▶ INPUT:
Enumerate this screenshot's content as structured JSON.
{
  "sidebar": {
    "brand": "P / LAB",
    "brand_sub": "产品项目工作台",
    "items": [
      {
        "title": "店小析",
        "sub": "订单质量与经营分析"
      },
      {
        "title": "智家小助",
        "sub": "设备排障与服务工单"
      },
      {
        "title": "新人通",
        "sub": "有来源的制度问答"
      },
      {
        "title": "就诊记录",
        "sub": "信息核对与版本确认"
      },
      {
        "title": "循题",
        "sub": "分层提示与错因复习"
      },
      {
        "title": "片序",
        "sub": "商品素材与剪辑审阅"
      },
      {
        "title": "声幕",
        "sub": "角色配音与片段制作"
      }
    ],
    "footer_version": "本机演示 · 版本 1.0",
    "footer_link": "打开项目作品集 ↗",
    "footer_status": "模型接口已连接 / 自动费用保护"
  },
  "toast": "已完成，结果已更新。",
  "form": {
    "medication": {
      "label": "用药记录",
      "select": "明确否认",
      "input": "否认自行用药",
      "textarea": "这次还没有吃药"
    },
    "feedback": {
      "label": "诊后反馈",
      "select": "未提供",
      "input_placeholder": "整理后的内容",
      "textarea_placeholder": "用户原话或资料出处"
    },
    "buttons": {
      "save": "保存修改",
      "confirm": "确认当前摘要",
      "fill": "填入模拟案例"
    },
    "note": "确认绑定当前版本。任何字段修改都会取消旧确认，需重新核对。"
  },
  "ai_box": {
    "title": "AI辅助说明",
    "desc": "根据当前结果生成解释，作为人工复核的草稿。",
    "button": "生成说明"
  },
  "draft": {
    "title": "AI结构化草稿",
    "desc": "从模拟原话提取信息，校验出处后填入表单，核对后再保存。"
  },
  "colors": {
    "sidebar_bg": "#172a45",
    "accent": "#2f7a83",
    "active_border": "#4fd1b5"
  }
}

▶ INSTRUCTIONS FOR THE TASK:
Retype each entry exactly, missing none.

▶ ANSWER SPACE:
Enumerate this screenshot's content as structured JSON.
{
  "sidebar": {
    "brand": "P / LAB",
    "brand_sub": "产品项目工作台",
    "items": [
      {
        "title": "店小析",
        "sub": "订单质量与经营分析"
      },
      {
        "title": "智家小助",
        "sub": "设备排障与服务工单"
      },
      {
        "title": "新人通",
        "sub": "有来源的制度问答"
      },
      {
        "title": "就诊记录",
        "sub": "信息核对与版本确认"
      },
      {
        "title": "循题",
        "sub": "分层提示与错因复习"
      },
      {
        "title": "片序",
        "sub": "商品素材与剪辑审阅"
      },
      {
        "title": "声幕",
        "sub": "角色配音与片段制作"
      }
    ],
    "footer_version": "本机演示 · 版本 1.0",
    "footer_link": "打开项目作品集 ↗",
    "footer_status": "模型接口已连接 / 自动费用保护"
  },
  "toast": "已完成，结果已更新。",
  "form": {
    "medication": {
      "label": "用药记录",
      "select": "明确否认",
      "input": "否认自行用药",
      "textarea": "这次还没有吃药"
    },
    "feedback": {
      "label": "诊后反馈",
      "select": "未提供",
      "input_placeholder": "整理后的内容",
      "textarea_placeholder": "用户原话或资料出处"
    },
    "buttons": {
      "save": "保存修改",
      "confirm": "确认当前摘要",
      "fill": "填入模拟案例"
    },
    "note": "确认绑定当前版本。任何字段修改都会取消旧确认，需重新核对。"
  },
  "ai_box": {
    "title": "AI辅助说明",
    "desc": "根据当前结果生成解释，作为人工复核的草稿。",
    "button": "生成说明"
  },
  "draft": {
    "title": "AI结构化草稿",
    "desc": "从模拟原话提取信息，校验出处后填入表单，核对后再保存。"
  },
  "colors": {
    "sidebar_bg": "#172a45",
    "accent": "#2f7a83",
    "active_border": "#4fd1b5"
  }
}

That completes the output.